Here’s an issue not many drinkers consider: what if you do like wine but for some reason cannot drink alcohol? It’s not only intriguing because Christmas and New Years are right around the corner, but there are also those whom for one reason or the other are not allowed or perhaps choose to avoid drinking any alcohol at all.
Not even wine?! Tough break. Most people will be familiar with non-alcoholic beer, cider and cocktails, but what alternatives are there to wine?
I could imagine that non-alcoholic drinkers probably wished that unfermented juices of wine grape varieties such as Riesling and Pinot Noir tasted like wine, but unfortunately they don’t. They are what they are: fruit juices. Solution? Use the grapes to make wine and then remove the alcohol. This is already being done to many common wines on the market to correct either the taste or style, or to meet the wine’s ABV percentage requirement. Completely dealcoholised wines however don’t seem to be so popular. So why is that?
Well for starters, alcohol is the second most important component in wine after water. It is responsible for the roundness, texture, bouquet and tannins of every wine.

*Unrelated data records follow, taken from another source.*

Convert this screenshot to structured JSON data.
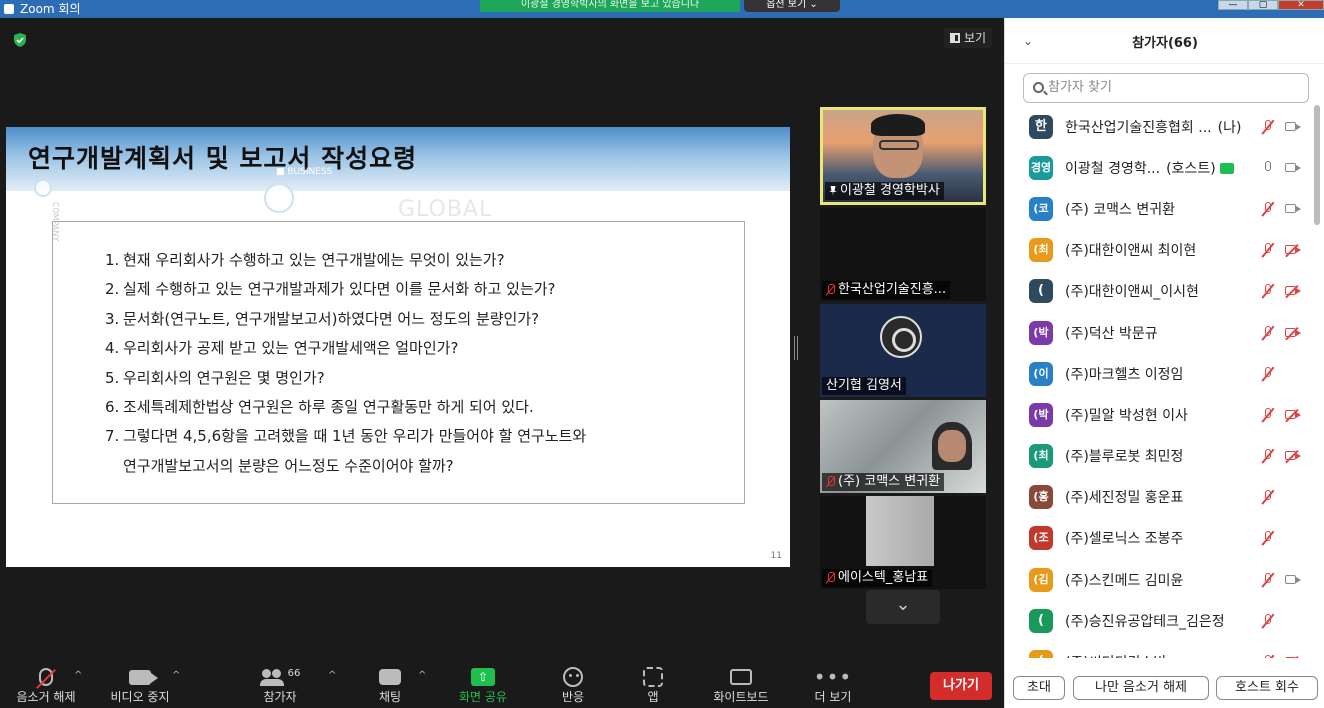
{
  "window": {
    "title": "Zoom 회의",
    "share_banner": "이광철 경영학박사의 화면을 보고 있습니다",
    "stop_share": "옵션 보기 ⌄",
    "minimize": "—",
    "maximize": "▢",
    "close": "✕"
  },
  "stage": {
    "view_label": "보기"
  },
  "slide": {
    "title": "연구개발계획서 및 보고서 작성요령",
    "deco_business": "■ BUSINESS",
    "deco_global": "GLOBAL",
    "deco_company": "COMPANY",
    "items": [
      {
        "num": "1.",
        "text": "현재 우리회사가 수행하고 있는 연구개발에는 무엇이 있는가?"
      },
      {
        "num": "2.",
        "text": "실제 수행하고 있는 연구개발과제가 있다면 이를 문서화 하고 있는가?"
      },
      {
        "num": "3.",
        "text": "문서화(연구노트, 연구개발보고서)하였다면 어느 정도의 분량인가?"
      },
      {
        "num": "4.",
        "text": "우리회사가 공제 받고 있는 연구개발세액은 얼마인가?"
      },
      {
        "num": "5.",
        "text": "우리회사의 연구원은 몇 명인가?"
      },
      {
        "num": "6.",
        "text": "조세특례제한법상 연구원은 하루 종일 연구활동만 하게 되어 있다."
      },
      {
        "num": "7.",
        "text": "그렇다면 4,5,6항을 고려했을 때 1년 동안 우리가 만들어야 할 연구노트와"
      }
    ],
    "item7_cont": "연구개발보고서의 분량은 어느정도 수준이어야 할까?",
    "page_num": "11"
  },
  "thumbnails": [
    {
      "label": "이광철 경영학박사"
    },
    {
      "label": "한국산업기술진흥..."
    },
    {
      "label": "산기협 김영서"
    },
    {
      "label": "(주) 코맥스 변귀환"
    },
    {
      "label": "에이스텍_홍남표"
    }
  ],
  "toolbar": {
    "unmute": "음소거 해제",
    "stop_video": "비디오 중지",
    "participants": "참가자",
    "participants_count": "66",
    "chat": "채팅",
    "share_screen": "화면 공유",
    "reactions": "반응",
    "apps": "앱",
    "whiteboard": "화이트보드",
    "more": "더 보기",
    "more_glyph": "•••",
    "leave": "나가기"
  },
  "panel": {
    "title": "참가자(66)",
    "search_placeholder": "참가자 찾기",
    "participants": [
      {
        "initial": "한",
        "name": "한국산업기술진흥협회 ...",
        "tag": "(나)",
        "color": "#2f4a5e",
        "mic": "muted",
        "cam": "on"
      },
      {
        "initial": "경영",
        "name": "이광철 경영학...",
        "tag": "(호스트)",
        "color": "#1a9a9a",
        "mic": "on",
        "cam": "on",
        "sharing": true
      },
      {
        "initial": "(코",
        "name": "(주) 코맥스 변귀환",
        "tag": "",
        "color": "#2a80c6",
        "mic": "muted",
        "cam": "on"
      },
      {
        "initial": "(최",
        "name": "(주)대한이앤씨 최이현",
        "tag": "",
        "color": "#e89a1a",
        "mic": "muted",
        "cam": "off"
      },
      {
        "initial": "(",
        "name": "(주)대한이앤씨_이시현",
        "tag": "",
        "color": "#2f4a5e",
        "mic": "muted",
        "cam": "off"
      },
      {
        "initial": "(박",
        "name": "(주)덕산 박문규",
        "tag": "",
        "color": "#7a3aa8",
        "mic": "muted",
        "cam": "off"
      },
      {
        "initial": "(이",
        "name": "(주)마크헬츠 이정임",
        "tag": "",
        "color": "#2a80c6",
        "mic": "muted",
        "cam": "none"
      },
      {
        "initial": "(박",
        "name": "(주)밀알 박성현 이사",
        "tag": "",
        "color": "#7a3aa8",
        "mic": "muted",
        "cam": "off"
      },
      {
        "initial": "(최",
        "name": "(주)블루로봇 최민정",
        "tag": "",
        "color": "#1a9a7a",
        "mic": "muted",
        "cam": "off"
      },
      {
        "initial": "(홍",
        "name": "(주)세진정밀 홍운표",
        "tag": "",
        "color": "#8a4a3a",
        "mic": "muted",
        "cam": "none"
      },
      {
        "initial": "(조",
        "name": "(주)셀로닉스 조봉주",
        "tag": "",
        "color": "#c0392b",
        "mic": "muted",
        "cam": "none"
      },
      {
        "initial": "(김",
        "name": "(주)스킨메드 김미윤",
        "tag": "",
        "color": "#e89a1a",
        "mic": "muted",
        "cam": "on"
      },
      {
        "initial": "(",
        "name": "(주)승진유공압테크_김은정",
        "tag": "",
        "color": "#1a9a5a",
        "mic": "muted",
        "cam": "none"
      },
      {
        "initial": "(",
        "name": "(주)씨디디김소빈",
        "tag": "",
        "color": "#e89a1a",
        "mic": "muted",
        "cam": "off"
      }
    ],
    "invite": "초대",
    "unmute_me": "나만 음소거 해제",
    "reclaim_host": "호스트 회수"
  },
  "colors": {
    "accent_green": "#1fbf4f",
    "leave_red": "#d42b2b",
    "active_border": "#e8e87a"
  }
}
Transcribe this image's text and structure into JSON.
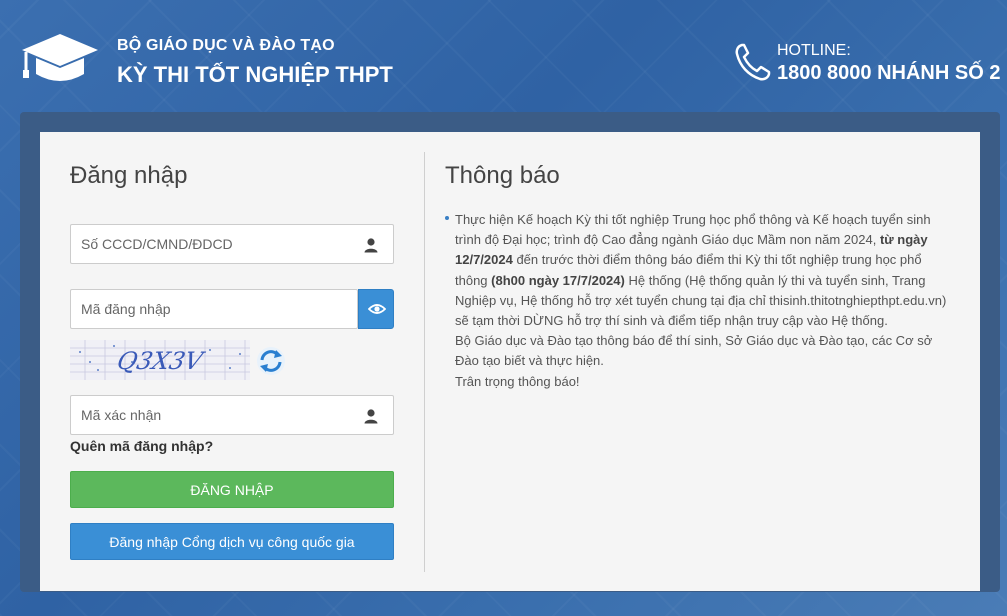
{
  "header": {
    "ministry": "BỘ GIÁO DỤC VÀ ĐÀO TẠO",
    "exam_title": "KỲ THI TỐT NGHIỆP THPT",
    "hotline_label": "HOTLINE:",
    "hotline_number": "1800 8000 NHÁNH SỐ 2",
    "logo_icon": "graduation-cap-icon",
    "phone_icon": "phone-icon"
  },
  "login": {
    "title": "Đăng nhập",
    "id_placeholder": "Số CCCD/CMND/ĐDCD",
    "password_placeholder": "Mã đăng nhập",
    "captcha_text": "Q3X3V",
    "captcha_placeholder": "Mã xác nhận",
    "forgot_label": "Quên mã đăng nhập?",
    "login_button": "ĐĂNG NHẬP",
    "gov_login_button": "Đăng nhập Cổng dịch vụ công quốc gia"
  },
  "notice": {
    "title": "Thông báo",
    "p1_a": "Thực hiện Kế hoạch Kỳ thi tốt nghiệp Trung học phổ thông và Kế hoạch tuyển sinh trình độ Đại học; trình độ Cao đẳng ngành Giáo dục Mầm non năm 2024, ",
    "p1_b": "từ ngày 12/7/2024",
    "p1_c": " đến trước thời điểm thông báo điểm thi Kỳ thi tốt nghiệp trung học phổ thông ",
    "p1_d": "(8h00 ngày 17/7/2024)",
    "p1_e": " Hệ thống (Hệ thống quản lý thi và tuyển sinh, Trang Nghiệp vụ, Hệ thống hỗ trợ xét tuyển chung tại địa chỉ thisinh.thitotnghiepthpt.edu.vn) sẽ tạm thời DỪNG hỗ trợ thí sinh và điểm tiếp nhận truy cập vào Hệ thống.",
    "p2": "Bộ Giáo dục và Đào tạo thông báo để thí sinh, Sở Giáo dục và Đào tạo, các Cơ sở Đào tạo biết và thực hiện.",
    "p3": "Trân trọng thông báo!"
  },
  "colors": {
    "background": "#3b6fb0",
    "frame": "#3b5c86",
    "login_green": "#5cb85c",
    "accent_blue": "#3a8fd6"
  }
}
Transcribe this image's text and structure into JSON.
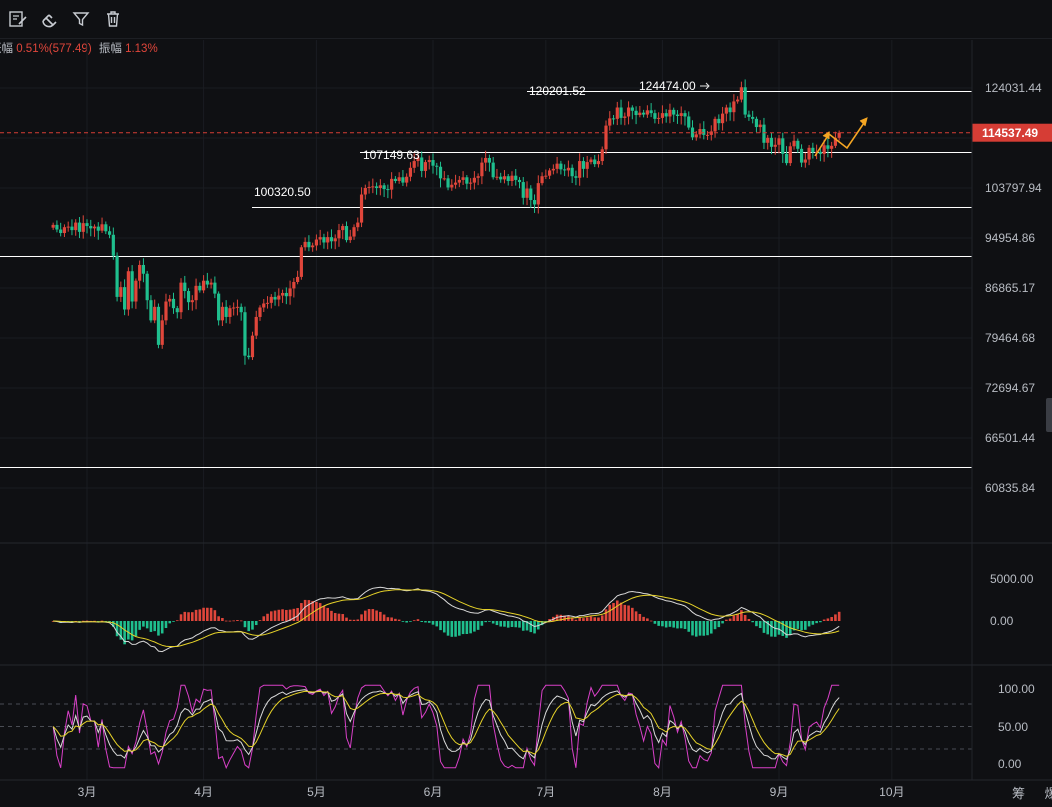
{
  "toolbar": {
    "icons": [
      "edit-note-icon",
      "magnet-icon",
      "filter-icon",
      "trash-icon"
    ]
  },
  "stats": {
    "change_label": "涨幅",
    "change_value": "0.51%(577.49)",
    "amplitude_label": "振幅",
    "amplitude_value": "1.13%"
  },
  "price_axis": {
    "ticks": [
      "124031.44",
      "114537.49",
      "103797.94",
      "94954.86",
      "86865.17",
      "79464.68",
      "72694.67",
      "66501.44",
      "60835.84"
    ]
  },
  "macd_axis": {
    "ticks": [
      "5000.00",
      "0.00"
    ]
  },
  "kdj_axis": {
    "ticks": [
      "100.00",
      "50.00",
      "0.00"
    ]
  },
  "time_axis": {
    "ticks": [
      "3月",
      "4月",
      "5月",
      "6月",
      "7月",
      "8月",
      "9月",
      "10月"
    ]
  },
  "corner_labels": "筹 爆",
  "level_labels": {
    "l1": "100320.50",
    "l2": "107149.63",
    "l3": "120201.52",
    "l4": "124474.00"
  },
  "colors": {
    "up": "#e0463b",
    "down": "#1fbf8e",
    "background": "#0f1013",
    "current_price_tag": "#d63d35",
    "arrow": "#f5a623",
    "level_line": "#ffffff",
    "kdj_j": "#d940c8",
    "kdj_d": "#e6d229",
    "kdj_k": "#d9d9d9"
  },
  "chart_data": {
    "type": "candlestick",
    "period": "daily",
    "start_date": "2025-02-20",
    "current_price": 114537.49,
    "price_axis_ticks": [
      124031.44,
      103797.94,
      94954.86,
      86865.17,
      79464.68,
      72694.67,
      66501.44,
      60835.84
    ],
    "support_resistance_lines": [
      123300,
      110700,
      100320.5,
      92000,
      63200
    ],
    "labeled_levels": [
      {
        "label": "100320.50",
        "value": 100320.5
      },
      {
        "label": "107149.63",
        "value": 107149.63
      },
      {
        "label": "120201.52",
        "value": 120201.52
      },
      {
        "label": "124474.00",
        "value": 124474.0
      }
    ],
    "closes": [
      97200,
      96400,
      95800,
      96800,
      96900,
      96300,
      97600,
      96000,
      97500,
      97000,
      96600,
      96900,
      96200,
      97300,
      96100,
      95500,
      92000,
      85500,
      87000,
      83600,
      89500,
      84800,
      88000,
      90500,
      89100,
      85000,
      82000,
      84000,
      78500,
      82000,
      84800,
      85200,
      83800,
      83200,
      87700,
      86400,
      84700,
      85000,
      87200,
      86500,
      88000,
      87400,
      87700,
      86000,
      82000,
      84000,
      82500,
      83800,
      83900,
      84000,
      83200,
      77000,
      76800,
      79800,
      82500,
      83900,
      84500,
      84600,
      85500,
      85100,
      85700,
      86100,
      85600,
      86800,
      87800,
      88600,
      93400,
      94300,
      93400,
      93700,
      94700,
      95100,
      94200,
      95100,
      94400,
      94900,
      96300,
      97000,
      94600,
      95200,
      96800,
      97600,
      102600,
      103800,
      104000,
      104100,
      103800,
      104300,
      103600,
      103500,
      105500,
      105100,
      105800,
      104800,
      105900,
      107600,
      108900,
      109600,
      107000,
      108700,
      109100,
      108000,
      107800,
      105600,
      105600,
      103900,
      104400,
      104800,
      105300,
      105800,
      104600,
      104800,
      105700,
      106000,
      108600,
      109500,
      108600,
      105800,
      105900,
      105400,
      106000,
      105100,
      106100,
      105300,
      104900,
      102000,
      103700,
      101600,
      100800,
      104700,
      106000,
      106100,
      107100,
      107400,
      108400,
      107300,
      107100,
      107600,
      106000,
      105700,
      108900,
      107400,
      108700,
      109200,
      108300,
      108900,
      111200,
      116000,
      117500,
      117400,
      119800,
      117600,
      117900,
      119800,
      119100,
      118200,
      118700,
      118300,
      119200,
      118600,
      117400,
      117600,
      118600,
      117900,
      119300,
      118300,
      118000,
      118600,
      117900,
      115600,
      113600,
      114200,
      115300,
      114100,
      114100,
      114800,
      117400,
      116500,
      118500,
      119800,
      118800,
      121100,
      121500,
      124200,
      118300,
      117800,
      117400,
      115700,
      116200,
      112500,
      113500,
      111700,
      112100,
      113400,
      110300,
      108500,
      111800,
      112900,
      111300,
      108600,
      109200,
      111500,
      110600,
      110700,
      110300,
      112000,
      111300,
      111900,
      113500,
      114537
    ]
  }
}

Removing the alcohol results in a less complex wine, often lacking flavour, aromas and balance. Despite the loss of “authenticity”, artificially lowering the alcohol levels in wine has plenty of health benefits. Non-alcoholic wines have the same amount of polyphenols as their regular predecessors, which chemicals act as antioxidants. Also, they contain less calories, which characteristics combined are beneficial for cellular and cardiovascular health.
So it all comes down to how much you love wine and what types you prefer. In reds the alcohol plays a more important role than in whites as it balances out the higher acidic levels given by the skin of the grapes used in the production. Removing the "key element" (aka alcohol), you're doomed to be left with a beverage which has little to do with red wine. Whites on the other hand don't get effected to the same degree when removing the alcohol. So generally speaking, whites make the adjustment of lowering the alcohol levels to below 0.5% ABV better than reds. If you like a full bodied Cabernet or a classic Shiraz, I’m afraid you’ll be a bit disappointed with the taste of the non-alcoholic version. On the other hand, adapting to non-alcoholic whites and sparklings should be much easier for most wine drinkers.
Some wineries are known to balance what’s left after removing the alcohol (which is basically water, sugar and acid) better than others. The most recognised producer of dealcoholised wine, Ariel, is located in Napa Valley, California.
Ariel lists plenty of medals on its website and claims to be the only producer which won a gold medal in a blind tasting against wines with alcohol. You’ll have to scroll all the way down to the bottom of the page to find out that their proud moment took place back in 1986. Nevertheless, Ariel’s Cabernet Sauvignon is supposed to be one of the best dealcoholised red around from what I’ve read. This American red is fermented and aged in the traditional method, but just prior to bottling the alcohol is removed by cold filtration. Each bottle usually sells for just $9 USD in the States, but as you must have guessed it already, here in Oz we pay almost double for it at $15-$18 a bottle. Currently NonAlcWines.com.au lists the best price at $15.35.
Blue Nun is another recognised producer of non-alcoholic wine, their whites priced between a bottle are pretty decent. As Blue Nun is a German winery, I would recommend to try their soft and fruity white blend from the Rhine Valley containing around 0.2% ABV. You can find Blue Nun’s white at many Australian wine stores, including Dan Murphy’s for around $11-$12 a bottle. Although NonAlcWines again slightly beats the market prices, you’ll need to buy a case of 12 and pay $15 in shipping, so you would be better off heading over to Dan’s. There you’ll be able to buy a single bottle for $11.99 or a case of six for $67.50 (or $11.40 a bottle).
And if you wish to support the local wine industry even if you’re not a drinker, your best bet is to go for one of the Edenvale wines. Edenvale offers three types of alcohol removed Australian wine: Shiraz, Chardonnay and Sparkling Cuvee. Their Cuvee seems to be the most popular of the three amongst consumers, making it to the Top 100 products in 2013 at Dan Murphy’s online, where you can get this Cuvee for just $8.50 in any six. Even Woolworths have lowered the price of this non-alcoholic sparkling wine before the holidays, selling it for the same price of $8.50 vs. their original and Coles’ current $10+ a bottle price.
TOPICS: Food, Booze and Groceries